Data for the task ->
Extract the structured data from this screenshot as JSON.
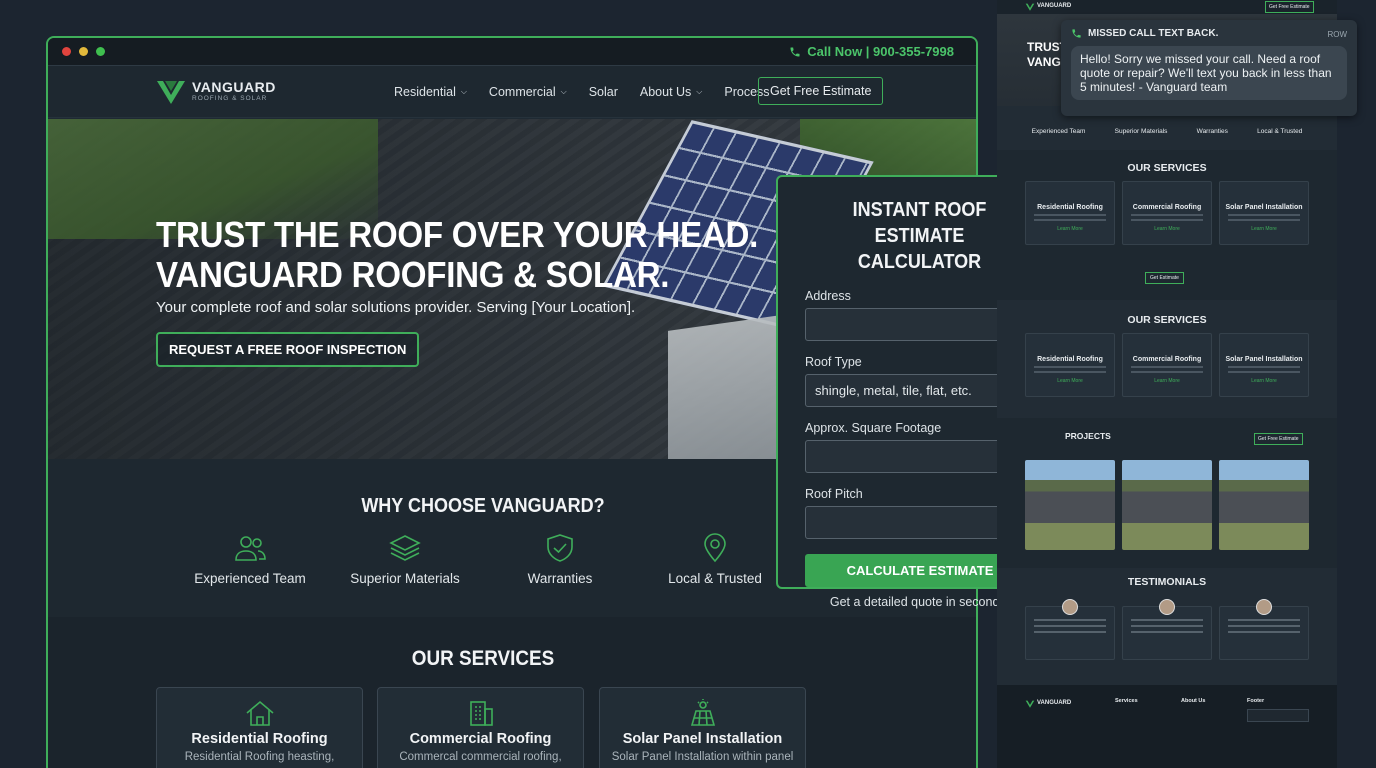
{
  "window": {
    "call_now": "Call Now | 900-355-7998"
  },
  "brand": {
    "name": "VANGUARD",
    "tagline": "ROOFING & SOLAR",
    "accent_color": "#3fae5a"
  },
  "nav": {
    "items": [
      {
        "label": "Residential",
        "dropdown": true
      },
      {
        "label": "Commercial",
        "dropdown": true
      },
      {
        "label": "Solar",
        "dropdown": false
      },
      {
        "label": "About Us",
        "dropdown": true
      },
      {
        "label": "Process",
        "dropdown": false
      }
    ],
    "cta": "Get Free Estimate"
  },
  "hero": {
    "headline_1": "TRUST THE ROOF OVER YOUR HEAD.",
    "headline_2": "VANGUARD ROOFING & SOLAR.",
    "subtitle": "Your complete roof and solar solutions provider. Serving [Your Location].",
    "cta": "REQUEST A FREE ROOF INSPECTION"
  },
  "why": {
    "title": "WHY CHOOSE VANGUARD?",
    "features": [
      {
        "label": "Experienced Team",
        "icon": "users-icon"
      },
      {
        "label": "Superior Materials",
        "icon": "layers-icon"
      },
      {
        "label": "Warranties",
        "icon": "shield-check-icon"
      },
      {
        "label": "Local & Trusted",
        "icon": "map-pin-icon"
      }
    ]
  },
  "services": {
    "title": "OUR SERVICES",
    "items": [
      {
        "title": "Residential Roofing",
        "desc": "Residential Roofing heasting,",
        "icon": "house-icon"
      },
      {
        "title": "Commercial Roofing",
        "desc": "Commercal commercial roofing,",
        "icon": "building-icon"
      },
      {
        "title": "Solar Panel Installation",
        "desc": "Solar Panel Installation within panel",
        "icon": "solar-panel-icon"
      }
    ]
  },
  "calculator": {
    "title_1": "INSTANT ROOF ESTIMATE",
    "title_2": "CALCULATOR",
    "address_label": "Address",
    "address_value": "",
    "roof_type_label": "Roof Type",
    "roof_type_value": "shingle, metal, tile, flat, etc.",
    "sqft_label": "Approx. Square Footage",
    "sqft_value": "",
    "pitch_label": "Roof Pitch",
    "pitch_value": "",
    "button": "CALCULATE ESTIMATE",
    "note": "Get a detailed quote in seconds."
  },
  "notification": {
    "title": "MISSED CALL TEXT BACK.",
    "time": "ROW",
    "message": "Hello! Sorry we missed your call. Need a roof quote or repair? We'll text you back in less than 5 minutes! - Vanguard team"
  },
  "preview": {
    "nav_cta": "Get Free Estimate",
    "hero_title_1": "TRUST",
    "hero_title_2": "VANG",
    "features": [
      "Experienced Team",
      "Superior Materials",
      "Warranties",
      "Local & Trusted"
    ],
    "services_title": "OUR SERVICES",
    "service_cards": [
      "Residential Roofing",
      "Commercial Roofing",
      "Solar Panel Installation"
    ],
    "service_link": "Learn More",
    "get_estimate": "Get Estimate",
    "services_title_2": "OUR SERVICES",
    "projects_title": "PROJECTS",
    "projects_cta": "Get Free Estimate",
    "testimonials_title": "TESTIMONIALS",
    "footer_cols": [
      "Services",
      "About Us",
      "Footer"
    ]
  }
}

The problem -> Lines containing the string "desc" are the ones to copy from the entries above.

Reply ->
        "desc": "Residential Roofing heasting,",
        "desc": "Commercal commercial roofing,",
        "desc": "Solar Panel Installation within panel",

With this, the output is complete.